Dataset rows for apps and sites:
•••
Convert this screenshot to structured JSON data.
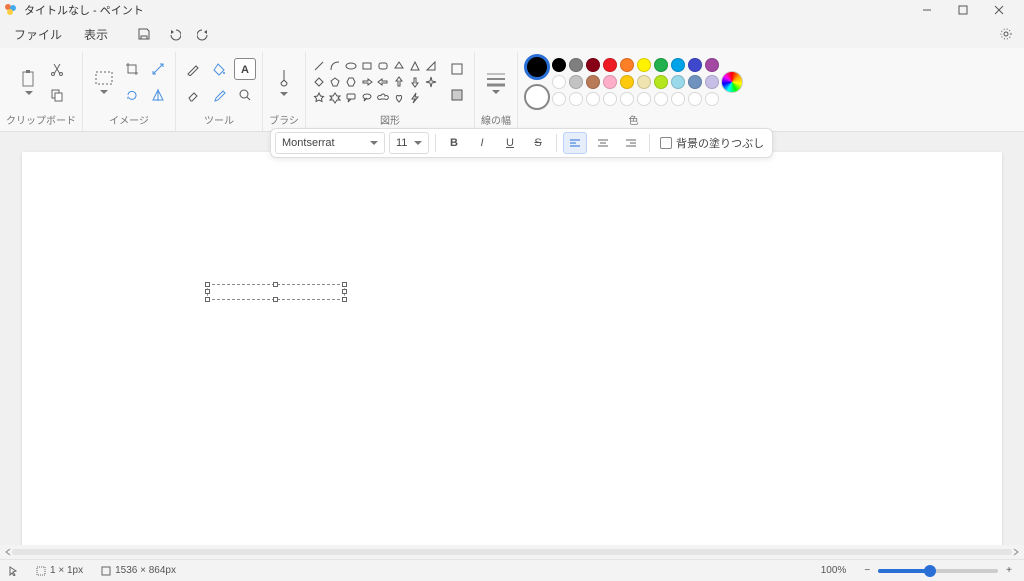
{
  "window": {
    "title": "タイトルなし - ペイント"
  },
  "menu": {
    "file": "ファイル",
    "view": "表示"
  },
  "ribbon": {
    "clipboard_label": "クリップボード",
    "image_label": "イメージ",
    "tools_label": "ツール",
    "brushes_label": "ブラシ",
    "shapes_label": "図形",
    "stroke_label": "線の幅",
    "colors_label": "色"
  },
  "text_toolbar": {
    "font": "Montserrat",
    "size": "11",
    "fill_bg_label": "背景の塗りつぶし"
  },
  "colors": {
    "primary": "#000000",
    "secondary": "#ffffff",
    "palette_row1": [
      "#000000",
      "#7f7f7f",
      "#880015",
      "#ed1c24",
      "#ff7f27",
      "#fff200",
      "#22b14c",
      "#00a2e8",
      "#3f48cc",
      "#a349a4"
    ],
    "palette_row2": [
      "#ffffff",
      "#c3c3c3",
      "#b97a57",
      "#ffaec9",
      "#ffc90e",
      "#efe4b0",
      "#b5e61d",
      "#99d9ea",
      "#7092be",
      "#c8bfe7"
    ]
  },
  "status": {
    "selection_size": "1 × 1px",
    "canvas_size": "1536 × 864px",
    "zoom": "100%"
  }
}
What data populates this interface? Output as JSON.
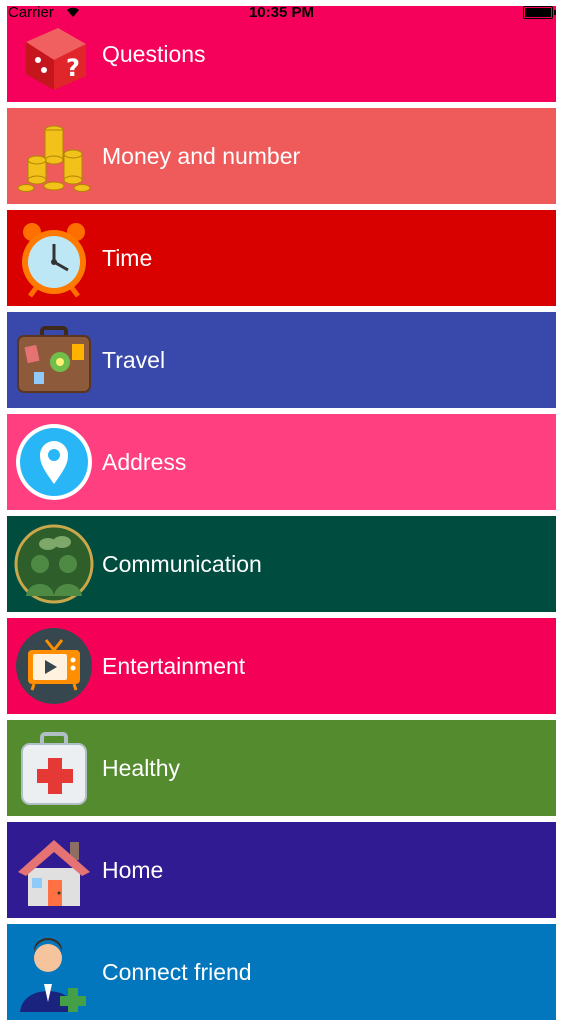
{
  "status_bar": {
    "carrier": "Carrier",
    "time": "10:35 PM"
  },
  "menu": {
    "items": [
      {
        "label": "Questions",
        "color": "#f5005a",
        "icon": "question-dice-icon"
      },
      {
        "label": "Money and number",
        "color": "#ef5b5b",
        "icon": "coins-icon"
      },
      {
        "label": "Time",
        "color": "#d90000",
        "icon": "alarm-clock-icon"
      },
      {
        "label": "Travel",
        "color": "#3949ab",
        "icon": "suitcase-icon"
      },
      {
        "label": "Address",
        "color": "#ff3f7f",
        "icon": "location-pin-icon"
      },
      {
        "label": "Communication",
        "color": "#004d40",
        "icon": "people-chat-icon"
      },
      {
        "label": "Entertainment",
        "color": "#f50057",
        "icon": "tv-play-icon"
      },
      {
        "label": "Healthy",
        "color": "#558b2f",
        "icon": "first-aid-kit-icon"
      },
      {
        "label": "Home",
        "color": "#311b92",
        "icon": "house-icon"
      },
      {
        "label": "Connect friend",
        "color": "#0277bd",
        "icon": "add-friend-icon"
      }
    ]
  }
}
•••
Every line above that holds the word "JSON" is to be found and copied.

# Exercise output:
Convert this screenshot to structured JSON data.
What data populates this interface? Output as JSON.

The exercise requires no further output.